Or when a rich woman is sent on a letter delivery mission to a small town with a very, very straight forward name (ahem – “Snow Falls”) with only $100 cash and ends up having almost no real challenges. She never misses a meal and is able to stay in a pretty nice place in exchange for (poorly) cleaning a few rooms a day. She’s engaged to someone else, but spending an awful lot of time with the seemingly only single man her age in said town.
I know these types of mishaps aren’t regulated to Hallmark or romantic, mushy films. They’re in every movie, television show and really in every single person’s lives. And what fascinates me most is how we handle these conflicts, miscommunications and choices in relationships.
Because I’ve found myself trapped in the sin of people pleasing for many years, I have tended to handle conflict and miscommunication in cowardly, insecure ways. I have chosen to elevate people improperly – especially when they have a role/position of authority – to the place where their own sin, shortcomings, wounds + mistakes, have clouded the voice of the Holy Spirit inside of me.
And let me tell you, I don’t get a smiley wrap-up in 98 minutes.
It’s been more like one million 98 minutes of learning how to remove my expectations, desire for security and control, to be more free to worship one and love the rest.
What I think these movies get right is the amount of grace that is extended when the communication mishaps and poor choices are revealed. And though I still struggle at times with putting people on pedestals (basically idolizing them) I’ve grown – thank you Jesus!
And this message, this past weekend, showed me just how much more I need to cling to grace and put people (and myself) in the right place in my heart + soul; it will put them in the right place in my life. If you struggle or get caught up in this at all, or love someone that does, please take some time to listen to what this woman has to say about the “American God” of People.
This message spoke to me in my soul y’all.

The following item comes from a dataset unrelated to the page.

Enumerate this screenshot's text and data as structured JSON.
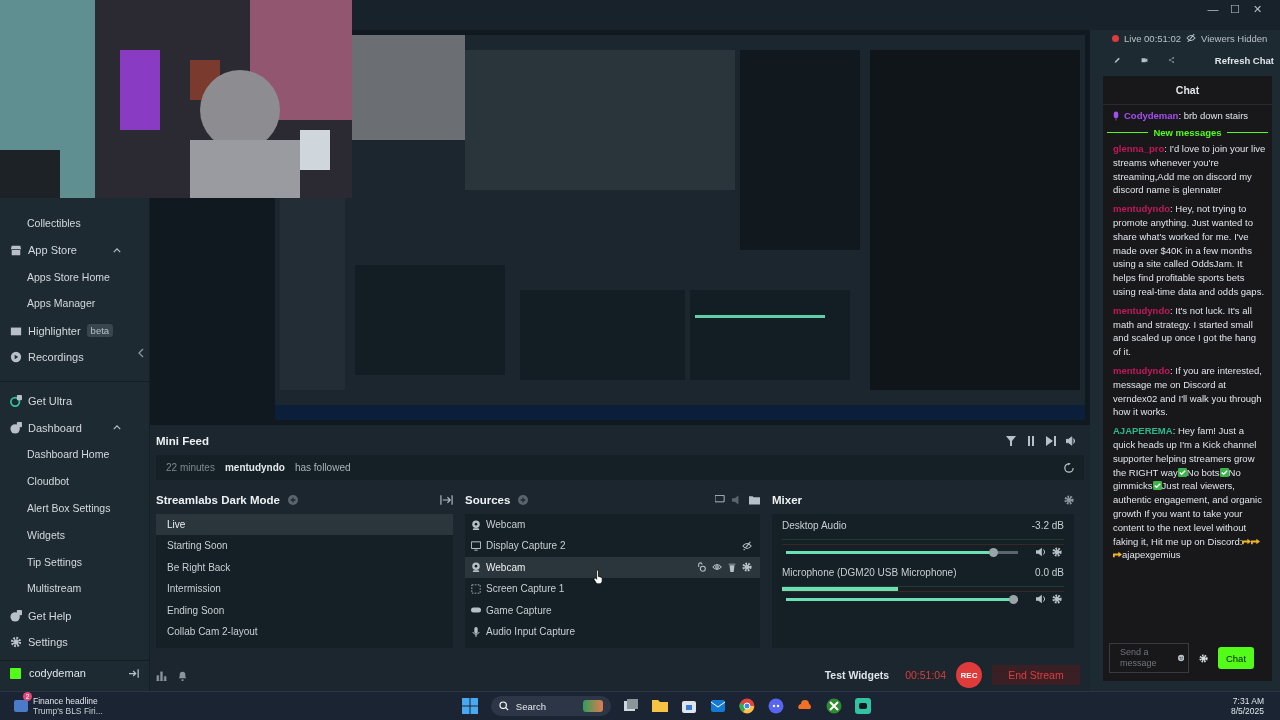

It – built upon some other teachings, readings and discussions earlier this year – has helped convict me about how I’m showing up in relationships with people. I don’t have it all figured out, but this message will be replayed many times this holiday season to help me move forward in relationships with people in a more godly, authentic, humble, grace-filled way.
Which may be helped along by minimizing the amount of syrupy sweet stories I consume as entertainment. Instead, I’ll be taking time in December to listen and hear from God about how I’ve gotten weird and where I’ve allowed boundaries to lapse in favor of pleasing and idolizing a person rather than serving and worshiping my God. And humbling myself so that He can use me to do what He’s built me for and to receive from the gift of relationships.